> **The task**: Scan the records for "Quality". Report each line that includes it.

Information given Start Marker

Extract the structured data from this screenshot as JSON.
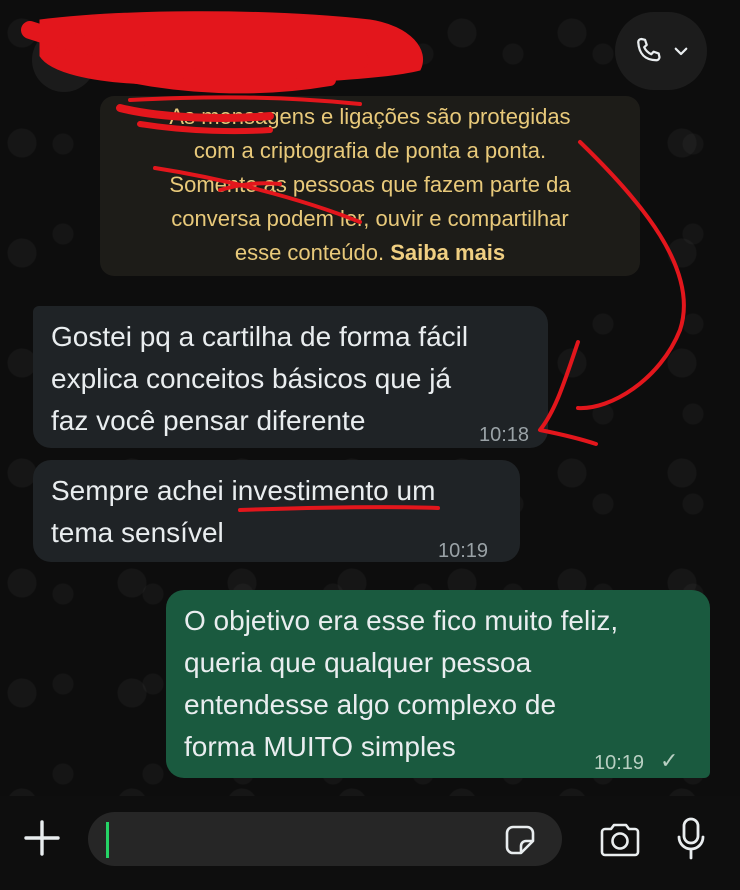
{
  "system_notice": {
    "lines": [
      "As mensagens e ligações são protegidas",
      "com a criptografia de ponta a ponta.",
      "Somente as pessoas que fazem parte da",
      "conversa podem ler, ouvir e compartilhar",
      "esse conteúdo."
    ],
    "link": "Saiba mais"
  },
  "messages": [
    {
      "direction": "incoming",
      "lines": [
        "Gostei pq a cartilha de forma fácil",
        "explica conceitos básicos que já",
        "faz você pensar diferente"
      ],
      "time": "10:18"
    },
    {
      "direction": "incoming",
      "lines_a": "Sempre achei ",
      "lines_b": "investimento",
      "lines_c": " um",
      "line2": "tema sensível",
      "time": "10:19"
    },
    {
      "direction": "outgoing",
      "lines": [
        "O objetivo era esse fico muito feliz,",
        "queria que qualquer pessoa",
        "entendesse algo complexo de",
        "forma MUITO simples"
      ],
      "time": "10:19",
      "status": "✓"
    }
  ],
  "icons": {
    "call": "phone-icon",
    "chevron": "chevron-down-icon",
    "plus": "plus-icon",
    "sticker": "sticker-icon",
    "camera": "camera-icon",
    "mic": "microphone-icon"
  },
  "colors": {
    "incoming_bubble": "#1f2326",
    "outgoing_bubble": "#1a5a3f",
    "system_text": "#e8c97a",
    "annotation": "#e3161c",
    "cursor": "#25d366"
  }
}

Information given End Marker
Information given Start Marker

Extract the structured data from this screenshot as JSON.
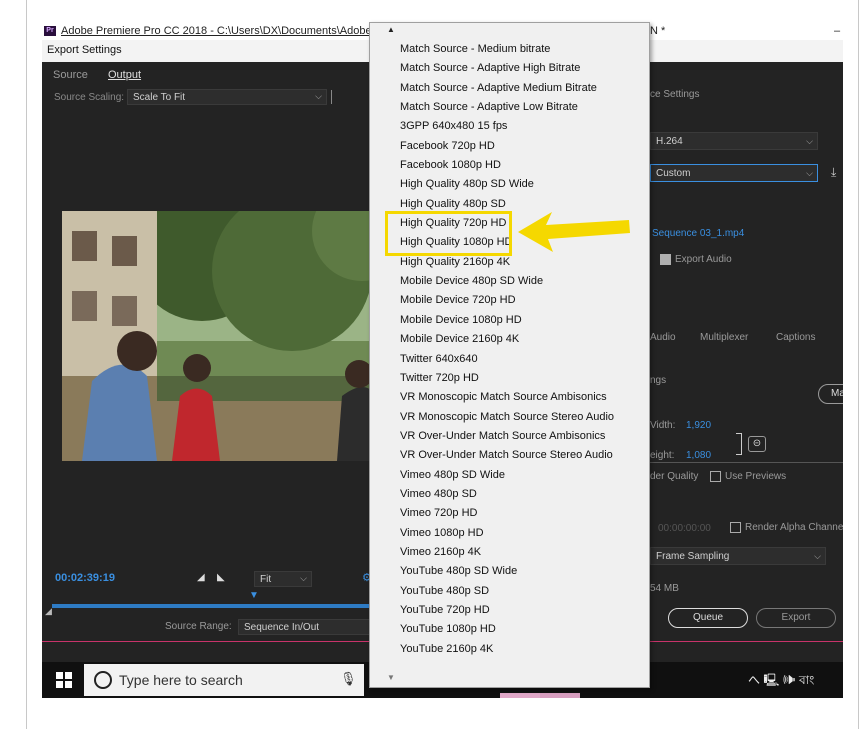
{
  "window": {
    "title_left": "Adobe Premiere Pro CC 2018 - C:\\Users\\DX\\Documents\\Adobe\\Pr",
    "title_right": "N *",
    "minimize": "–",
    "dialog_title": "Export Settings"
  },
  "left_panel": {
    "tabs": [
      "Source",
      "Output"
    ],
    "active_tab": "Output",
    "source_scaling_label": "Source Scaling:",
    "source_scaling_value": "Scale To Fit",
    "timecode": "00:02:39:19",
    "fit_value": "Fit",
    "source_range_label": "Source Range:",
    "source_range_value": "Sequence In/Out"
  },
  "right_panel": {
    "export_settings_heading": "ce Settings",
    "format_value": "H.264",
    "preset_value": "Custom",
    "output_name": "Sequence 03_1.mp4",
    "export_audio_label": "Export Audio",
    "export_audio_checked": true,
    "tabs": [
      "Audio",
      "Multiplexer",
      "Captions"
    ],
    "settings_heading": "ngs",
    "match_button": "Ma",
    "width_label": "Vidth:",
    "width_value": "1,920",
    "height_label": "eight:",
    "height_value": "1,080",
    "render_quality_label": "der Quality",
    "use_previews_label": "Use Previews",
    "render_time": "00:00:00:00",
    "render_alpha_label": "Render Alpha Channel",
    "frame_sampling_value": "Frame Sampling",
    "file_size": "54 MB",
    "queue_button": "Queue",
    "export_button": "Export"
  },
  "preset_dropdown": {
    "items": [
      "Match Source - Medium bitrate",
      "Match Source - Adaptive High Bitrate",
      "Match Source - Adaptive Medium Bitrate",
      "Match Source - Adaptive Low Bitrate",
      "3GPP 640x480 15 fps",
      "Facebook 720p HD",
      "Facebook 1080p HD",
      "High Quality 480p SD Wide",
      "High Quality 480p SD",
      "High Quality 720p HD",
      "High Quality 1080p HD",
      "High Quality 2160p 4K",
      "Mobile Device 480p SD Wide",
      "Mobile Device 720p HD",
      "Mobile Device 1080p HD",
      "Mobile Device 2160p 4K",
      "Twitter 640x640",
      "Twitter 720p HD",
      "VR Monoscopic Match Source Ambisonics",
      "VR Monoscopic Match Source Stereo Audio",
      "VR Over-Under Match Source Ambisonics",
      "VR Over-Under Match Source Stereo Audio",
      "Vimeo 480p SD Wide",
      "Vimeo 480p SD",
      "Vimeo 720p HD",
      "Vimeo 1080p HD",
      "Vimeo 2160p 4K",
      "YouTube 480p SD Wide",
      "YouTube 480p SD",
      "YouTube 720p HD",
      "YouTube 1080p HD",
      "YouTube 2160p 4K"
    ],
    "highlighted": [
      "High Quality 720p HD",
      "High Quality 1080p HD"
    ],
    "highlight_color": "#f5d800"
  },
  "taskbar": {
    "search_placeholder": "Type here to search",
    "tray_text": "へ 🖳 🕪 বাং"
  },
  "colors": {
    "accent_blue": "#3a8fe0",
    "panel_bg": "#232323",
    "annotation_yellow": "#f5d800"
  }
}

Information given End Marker

> **Answer below**:
    "render_quality_label": "der Quality",
      "High Quality 480p SD Wide",
      "High Quality 480p SD",
      "High Quality 720p HD",
      "High Quality 1080p HD",
      "High Quality 2160p 4K",
      "High Quality 720p HD",
      "High Quality 1080p HD"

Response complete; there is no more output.